They sued, saying Bradbury tossed out legitimate signatures of voters because of what they deem as frivolous errors on petitions. But attorney David Leith, arguing the Secretary of State's case, said Bradbury was just aiming to prevent fraud.
David Leith: There's got to be some process to verify the circulator is who the circulator purports to be, otherwise there would be no accountability in the process.
But one of Nader's attorneys, Dan Meek, argued state officials stringently applied rules for initiatives and referenda that don't apply to candidate petitions like this one.
Dan Meek: It's as if someone came, somebody who is here in Oregon and said, OK, we're here to play baseball. And the Secretary of State says, OK, play baseball. But after the game is over, says well we're not going to count the runs you scored, because actually you should have been following the rules of basketball.
Judge Lipscomb didn't comment on the baseball analogy. But in repeated questions to state attorneys, he appeared to agree with the Nader campaign. Lipscomb clearly took issue with the decision to toss out hundreds of signatures because of circulator error. It troubles me a bunch, Lipscomb chastised that the Secretary of State waives certain written requirements and adds additional unwritten requirements to signature sheets.

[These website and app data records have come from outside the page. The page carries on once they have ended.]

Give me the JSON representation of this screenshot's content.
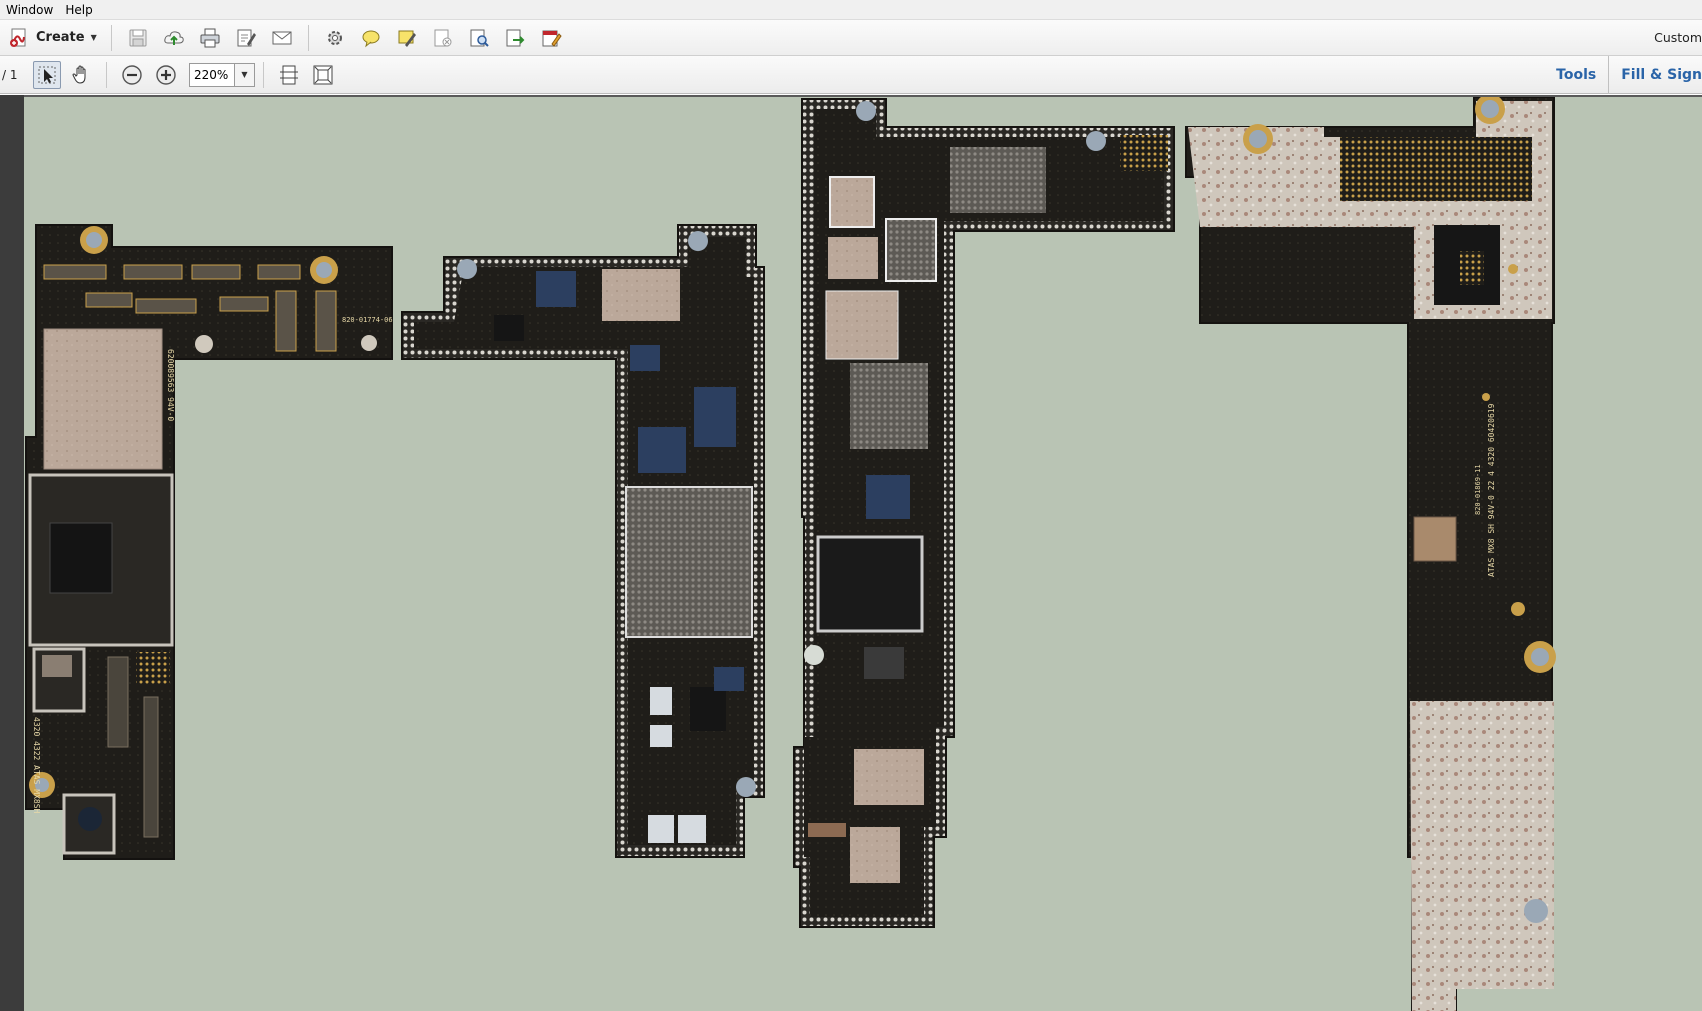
{
  "menubar": {
    "items": [
      "Window",
      "Help"
    ]
  },
  "toolbar": {
    "create_label": "Create",
    "buttons": [
      "save-icon",
      "upload-cloud-icon",
      "print-icon",
      "edit-icon",
      "email-icon",
      "gear-icon",
      "comment-icon",
      "highlight-icon",
      "redact-icon",
      "scan-icon",
      "export-icon",
      "sign-icon"
    ],
    "customize_label": "Custom"
  },
  "toolbar2": {
    "page_count": "/ 1",
    "zoom_value": "220%",
    "tools_label": "Tools",
    "fill_sign_label": "Fill & Sign"
  },
  "document": {
    "board_labels": {
      "b1_code": "820-01774-06",
      "b1_side": "620089563 94V-0",
      "b1_bottom": "4320 4322 ATAS MX8SH",
      "b4_code": "820-01869-11",
      "b4_info": "ATAS MX8 SH 94V-0 22 4 4320 60420619"
    },
    "colors": {
      "background": "#b9c4b4",
      "pcb": "#1e1c18",
      "shield": "#bfa99a",
      "gold": "#c9a04a",
      "blue_chip": "#2c3f60"
    }
  }
}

The hearing came on the same day the Secretary of State is legally required to certify which candidates will appear on Oregon's ballot. But state officials say Bradbury can certify a ballot without Nader's name and add it back if Lipscomb orders them to.